    One of the most effective ways regulators are cracking down on independent contractor misclassification is through the unemployment and workers' compensation claims processes. Claims examiners are finding that workers who file for unemployment benefits oftentimes have been misclassified and are entitled to benefits as employees, say attorneys at Pepper Hamilton LLP.

  • Protecting Chemical Trade Secrets Vs. OSHA Compliance

    Andrea Porterfield

    The Occupational Safety and Health Administration’s hazard communication standard enables chemical manufacturers to withhold the identification of chemical components by stating that a specific chemical identity “is being withheld as a trade secret.” But if the trade secret formulation causes injury, disclosure may be required, says Andrea Porterfield of Polsinelli PC.

  • The Jury Is Out On Outcome Of DOL Overtime Rules

    Stephanie A. Roth

    The effect of the U.S. Department of Labor's increase in the minimum salary threshold for the white collar exemption under the Fair Labor Standards Act may be more nuanced than a simple pay raise for 5 million workers. Additionally, the DOL has left open the possibility of changing the job duties test, which could have more far-reaching implications for workforce structure than the proposed salary level increase, says Stephanie Rot... (continued)

  • The Costs Of Worker Misclassification: Part 1

    Richard J. Reibstein

    Lax enforcement of and inattention toward proper worker classification throughout the 1990s and well into the late 2000s contributed to a lack of understanding of the legal distinctions between independent contractors and employees, though since mid-2007 regulators have been cracking down on misclassification, say attorneys at Pepper Hamilton LLP.

  • OPM Breach Provides Lessons For Employers

     Karla Grossenbacher

    The lawsuit recently filed against the U.S. Office of Personnel Management serves as yet another reminder to employers about the many ways in which employees and applicants can seek to impose liability on employers in the event of a data breach, says Karla Grossenbacher of Seyfarth Shaw LLP.

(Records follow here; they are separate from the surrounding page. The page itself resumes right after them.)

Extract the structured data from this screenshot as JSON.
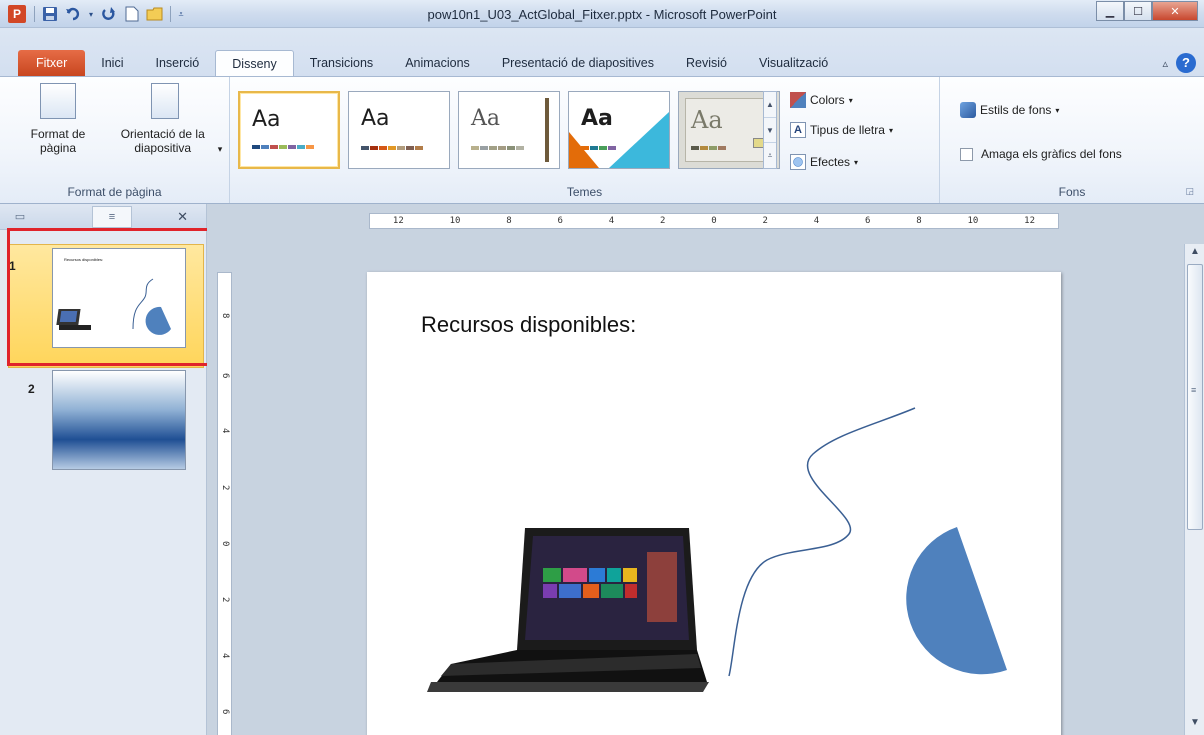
{
  "window": {
    "title": "pow10n1_U03_ActGlobal_Fitxer.pptx - Microsoft PowerPoint",
    "app_icon_letter": "P"
  },
  "tabs": [
    {
      "label": "Fitxer"
    },
    {
      "label": "Inici"
    },
    {
      "label": "Inserció"
    },
    {
      "label": "Disseny"
    },
    {
      "label": "Transicions"
    },
    {
      "label": "Animacions"
    },
    {
      "label": "Presentació de diapositives"
    },
    {
      "label": "Revisió"
    },
    {
      "label": "Visualització"
    }
  ],
  "ribbon": {
    "page_setup": {
      "format_label": "Format de pàgina",
      "orientation_label": "Orientació de la diapositiva",
      "orientation_arrow": "▾",
      "group_label": "Format de pàgina"
    },
    "themes": {
      "group_label": "Temes",
      "items": [
        {
          "aa": "Aa"
        },
        {
          "aa": "Aa"
        },
        {
          "aa": "Aa"
        },
        {
          "aa": "Aa"
        },
        {
          "aa": "Aa"
        }
      ],
      "colors_label": "Colors",
      "fonts_label": "Tipus de lletra",
      "effects_label": "Efectes"
    },
    "background": {
      "styles_label": "Estils de fons",
      "hide_graphics_label": "Amaga els gràfics del fons",
      "group_label": "Fons"
    }
  },
  "slides": [
    {
      "number": "1",
      "title": "Recursos disponibles:"
    },
    {
      "number": "2"
    }
  ],
  "ruler": {
    "horizontal": [
      "12",
      "10",
      "8",
      "6",
      "4",
      "2",
      "0",
      "2",
      "4",
      "6",
      "8",
      "10",
      "12"
    ],
    "vertical": [
      "8",
      "6",
      "4",
      "2",
      "0",
      "2",
      "4",
      "6"
    ]
  },
  "slide": {
    "title": "Recursos disponibles:"
  },
  "colors": {
    "file_tab": "#d24726",
    "shape_fill": "#4f81bd",
    "selection": "#ffd55a",
    "annotation_frame": "#e0242b"
  }
}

  • The Next Step Forward In Disability Rights Law

    Ahaviah Glaser

    Despite the passage of the Americans with Disabilities Act 25 years ago, even a cursory look at independent, community-based living for the disabled reveals that significant barriers remain. Passage of the Transition to Independence Act would be a game-changer, says Ahaviah Glaser of Cozen O'Connor PC.

  • The Perils Of An English-Only Language Workplace Policy

    Jennifer C. Terry

    Courts remain split on the U.S. Equal Employment Opportunity Commission's position that broad English-only policies can be per se discriminatory. However, even in jurisdictions where courts have rejected the EEOC’s position on English-only policies, the employer does not automatically prevail, say Jennifer Terry and Steve Chariyasatit of Arent Fox LLP.

  • Could Chief Justice Roberts Have Concurred In Obergefell?

    Janice Mock

    Chief Justice John Roberts' dissenting argument in Obergefell v. Hodges misses the point entirely. If the U.S. Supreme Court has any rights at all, such rights surely include the ability to ensure that states don’t create laws — in Obergefell, bans on same-sex marriage — that abridge a citizen’s right to life, liberty and the pursuit of happiness, says Janice Mock of Nossaman LLP.

  • Tips For Protecting Trade Secrets In China

    Ruixue Ran

    It will take time to improve China’s recognition and enforcement of intellectual property protection, and to harmonize China’s fragmented patchwork of laws and regulations governing trade secrets enforcement. But reported improvements — such as easier filings, simplified trial procedures and shorter hearings at the new IP courts — provide hope that progress will continue, say attorneys with Covington & Burling LLP.

  • Did 'America's Sexiest Man' Almost Doom The ACA?

    Kim Wilcoxon

    Although former Republican Massachusetts Sen. Scott Brown didn't cast the deciding vote in the U.S. Supreme Court's 5-4 ruling in King v. Burwell, the one-time Cosmopolitan magazine pick for "America's Sexiest Man" played a significant role in the legal trials and tribulations of the Affordable Care Act, says Kim Wilcoxon of Thompson Hine LLP.